5 radishes, thinly sliced on mandolin or grater
1 apple, peeled, cored and finely diced (tossed with some lemon juice right away to prevent browning)
Whisk together lemon juice, orange juice, zests, olive oil, salt and pepper. Toss mixed greens, radishes and red apple together. Toss salad with dressing right before serving. If you’d like to add protein, toss in some nuts, or serve with a white fish.
Tips and Hints for this week’s box contents:
Radishes- this springtime brassica is full of health benefits, ranging from cancer fighting properties in isothiocyanates (which also gives them their flavor), to promoting healthy digestion with their fiber content, to aiding in a strong immune system with vitamin C. ½ cup of radishes is a mere 9 calories (which is pretty low for a root vegetable), but contains 14% of your daily recommended vitamin C, and 4% of your recommended fiber. Enjoy radishes raw, sliced or grated into salads, slaws, or sandwiches, steamed, or cooked into soups or stir fries (use as you would a turnip in soups).
Leeks- a mild member of the allium family (think onion, garlic, shallots…), leeks can be eaten raw or cooked.

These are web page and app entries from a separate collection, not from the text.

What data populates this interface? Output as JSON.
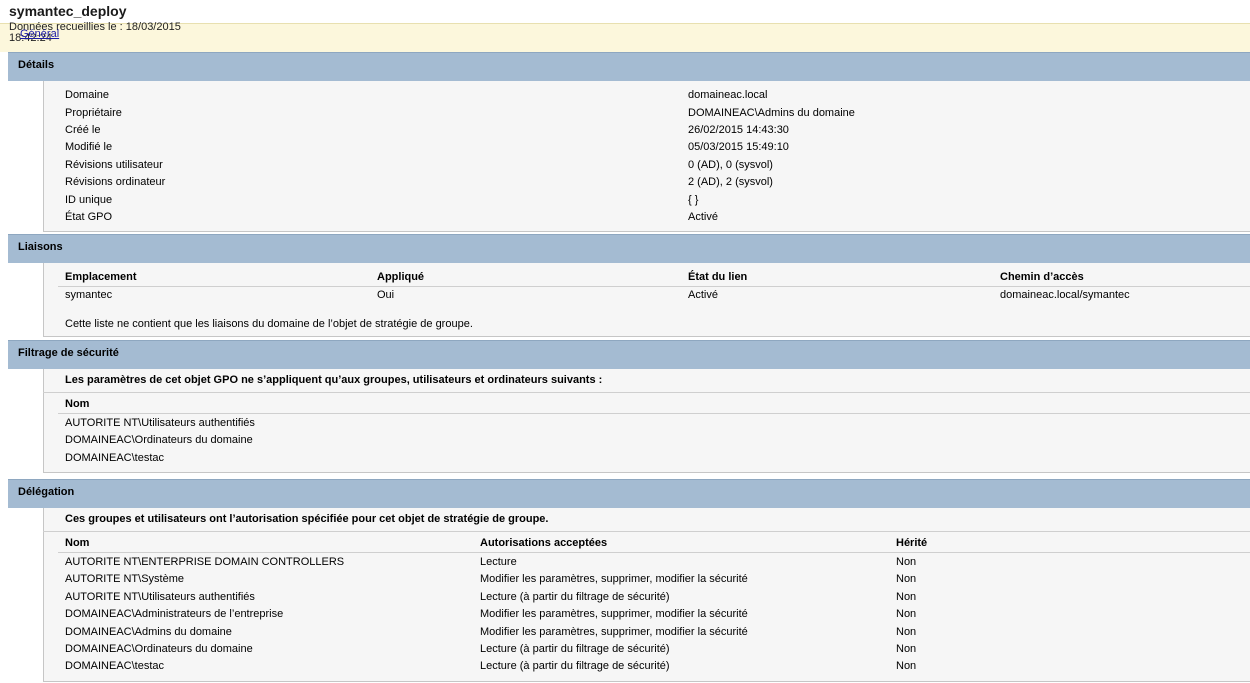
{
  "title": "symantec_deploy",
  "info": {
    "collected": "Données recueillies le : 18/03/2015",
    "time": "18:42:24",
    "general_link": "Général"
  },
  "details": {
    "title": "Détails",
    "rows": [
      {
        "label": "Domaine",
        "value": "domaineac.local"
      },
      {
        "label": "Propriétaire",
        "value": "DOMAINEAC\\Admins du domaine"
      },
      {
        "label": "Créé le",
        "value": "26/02/2015 14:43:30"
      },
      {
        "label": "Modifié le",
        "value": "05/03/2015 15:49:10"
      },
      {
        "label": "Révisions utilisateur",
        "value": "0 (AD), 0 (sysvol)"
      },
      {
        "label": "Révisions ordinateur",
        "value": "2 (AD), 2 (sysvol)"
      },
      {
        "label": "ID unique",
        "value": "{                                                     }"
      },
      {
        "label": "État GPO",
        "value": "Activé"
      }
    ]
  },
  "links": {
    "title": "Liaisons",
    "headers": [
      "Emplacement",
      "Appliqué",
      "État du lien",
      "Chemin d’accès"
    ],
    "rows": [
      [
        "symantec",
        "Oui",
        "Activé",
        "domaineac.local/symantec"
      ]
    ],
    "note": "Cette liste ne contient que les liaisons du domaine de l’objet de stratégie de groupe."
  },
  "security": {
    "title": "Filtrage de sécurité",
    "description": "Les paramètres de cet objet GPO ne s’appliquent qu’aux groupes, utilisateurs et ordinateurs suivants :",
    "header": "Nom",
    "rows": [
      "AUTORITE NT\\Utilisateurs authentifiés",
      "DOMAINEAC\\Ordinateurs du domaine",
      "DOMAINEAC\\testac"
    ]
  },
  "delegation": {
    "title": "Délégation",
    "description": "Ces groupes et utilisateurs ont l’autorisation spécifiée pour cet objet de stratégie de groupe.",
    "headers": [
      "Nom",
      "Autorisations acceptées",
      "Hérité"
    ],
    "rows": [
      [
        "AUTORITE NT\\ENTERPRISE DOMAIN CONTROLLERS",
        "Lecture",
        "Non"
      ],
      [
        "AUTORITE NT\\Système",
        "Modifier les paramètres, supprimer, modifier la sécurité",
        "Non"
      ],
      [
        "AUTORITE NT\\Utilisateurs authentifiés",
        "Lecture (à partir du filtrage de sécurité)",
        "Non"
      ],
      [
        "DOMAINEAC\\Administrateurs de l’entreprise",
        "Modifier les paramètres, supprimer, modifier la sécurité",
        "Non"
      ],
      [
        "DOMAINEAC\\Admins du domaine",
        "Modifier les paramètres, supprimer, modifier la sécurité",
        "Non"
      ],
      [
        "DOMAINEAC\\Ordinateurs du domaine",
        "Lecture (à partir du filtrage de sécurité)",
        "Non"
      ],
      [
        "DOMAINEAC\\testac",
        "Lecture (à partir du filtrage de sécurité)",
        "Non"
      ]
    ]
  }
}
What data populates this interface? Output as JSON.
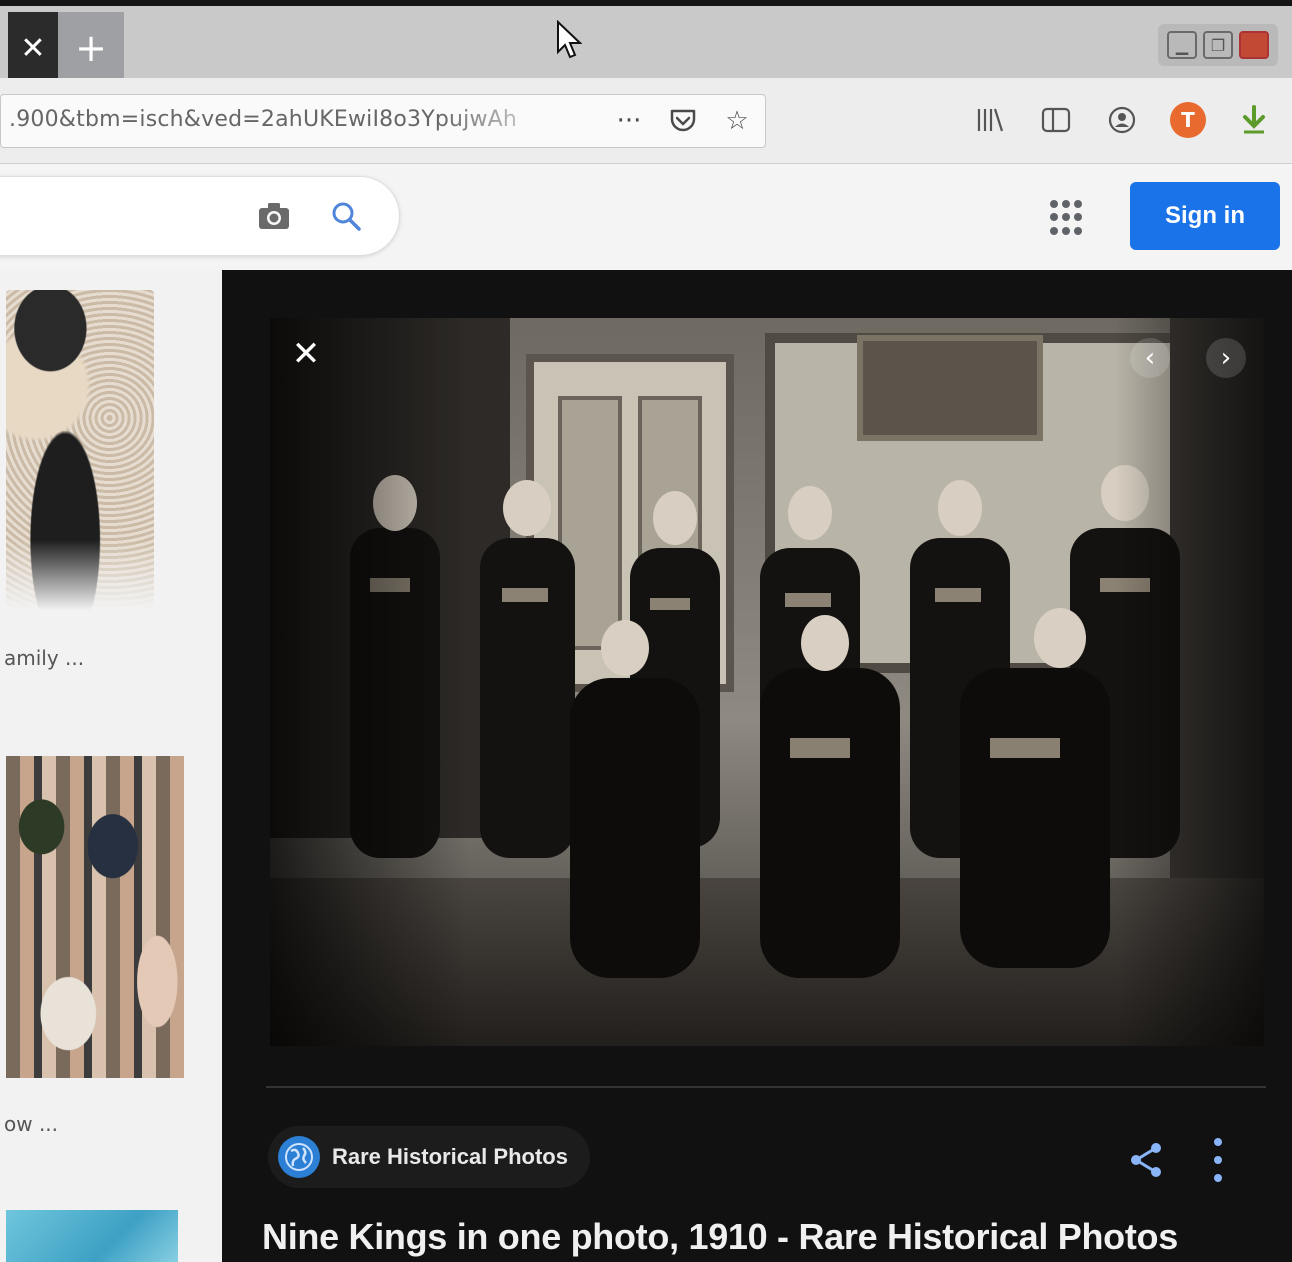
{
  "browser": {
    "tab_close_glyph": "✕",
    "new_tab_glyph": "+",
    "url_text": ".900&tbm=isch&ved=2ahUKEwiI8o3YpujwAh",
    "url_actions": [
      "more-icon",
      "pocket-icon",
      "star-icon"
    ],
    "toolbar_icons": [
      "library-icon",
      "sidebar-icon",
      "account-icon",
      "extension-t-icon",
      "download-icon"
    ],
    "extension_letter": "T"
  },
  "google": {
    "signin_label": "Sign in",
    "accent": "#1a73e8"
  },
  "results": {
    "caption_1": "amily ...",
    "caption_2": "ow ..."
  },
  "preview": {
    "close_glyph": "✕",
    "prev_glyph": "‹",
    "next_glyph": "›",
    "source_name": "Rare Historical Photos",
    "title": "Nine Kings in one photo, 1910 - Rare Historical Photos",
    "link_color": "#8ab4f8"
  }
}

Slicing thin and layering in a sandwich or tossed into a salad, one can enjoy the refined flavor, sans tears. Try substituting leeks for onions in most any recipe, adding to soups, stews, cooked bean dishes, or mashed potatoes. One cup of sliced leeks (or roughly one whole leek) has 54 calories, contains 30% of your daily recommended vitamin A, 18% of your vitamin C, 14% of your folate, and a whopping 52% of your daily recommended vitamin K!

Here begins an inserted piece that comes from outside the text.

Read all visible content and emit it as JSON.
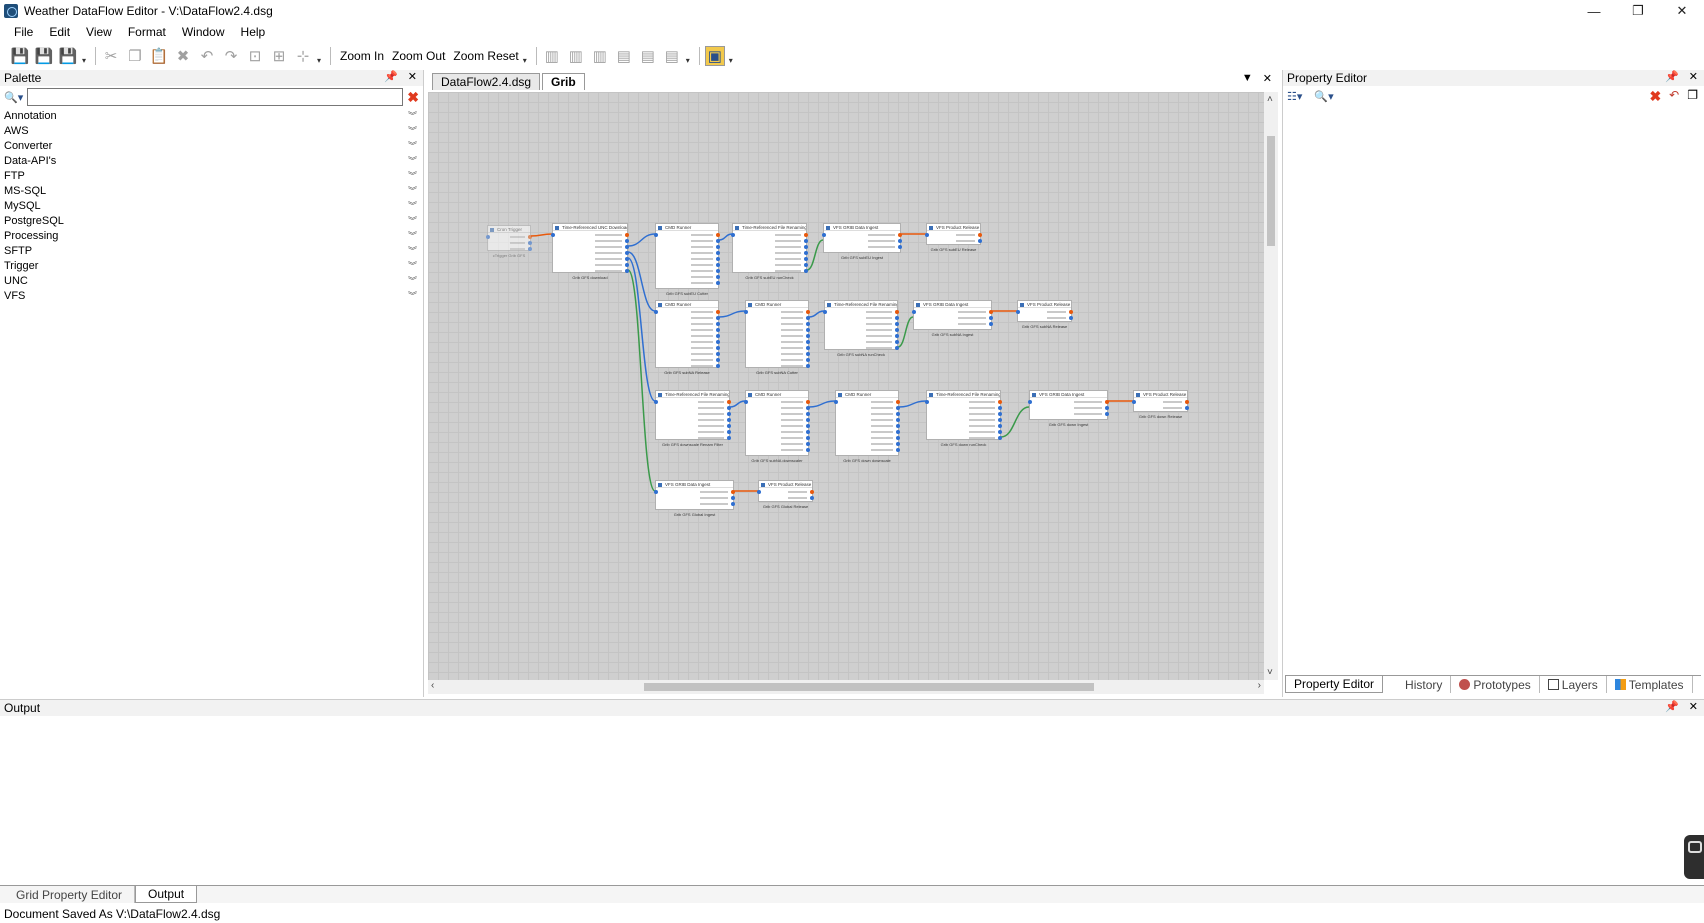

Mushrooms– these little guys work wonders in both immune system and cardiovascular support. Used in Chinese medicine for thousands of years, more and more recent studies have been conducted to prove their worth. Shiitake mushrooms in particular help protect our blood vessels by blocking too much cell binding (atherosclerosis build up), their polysaccharides lessen oxidation (cell damage), and they are proven anti-cancer tumor fighters. Mushrooms are a great source of iron, B vitamins (for vegetarians and vegans in particular, eat your mushrooms!), and vitamin D. Eat shiitakes raw, lightly sautéed, in stuffing, or tossed into a soup or sauce. One of my favorite sides is a good ol’ traditional sautéed onions mushroom (heat olive oil or butter, sautee onion until translucent, toss in sliced mushrooms for a few minutes, salt and pepper).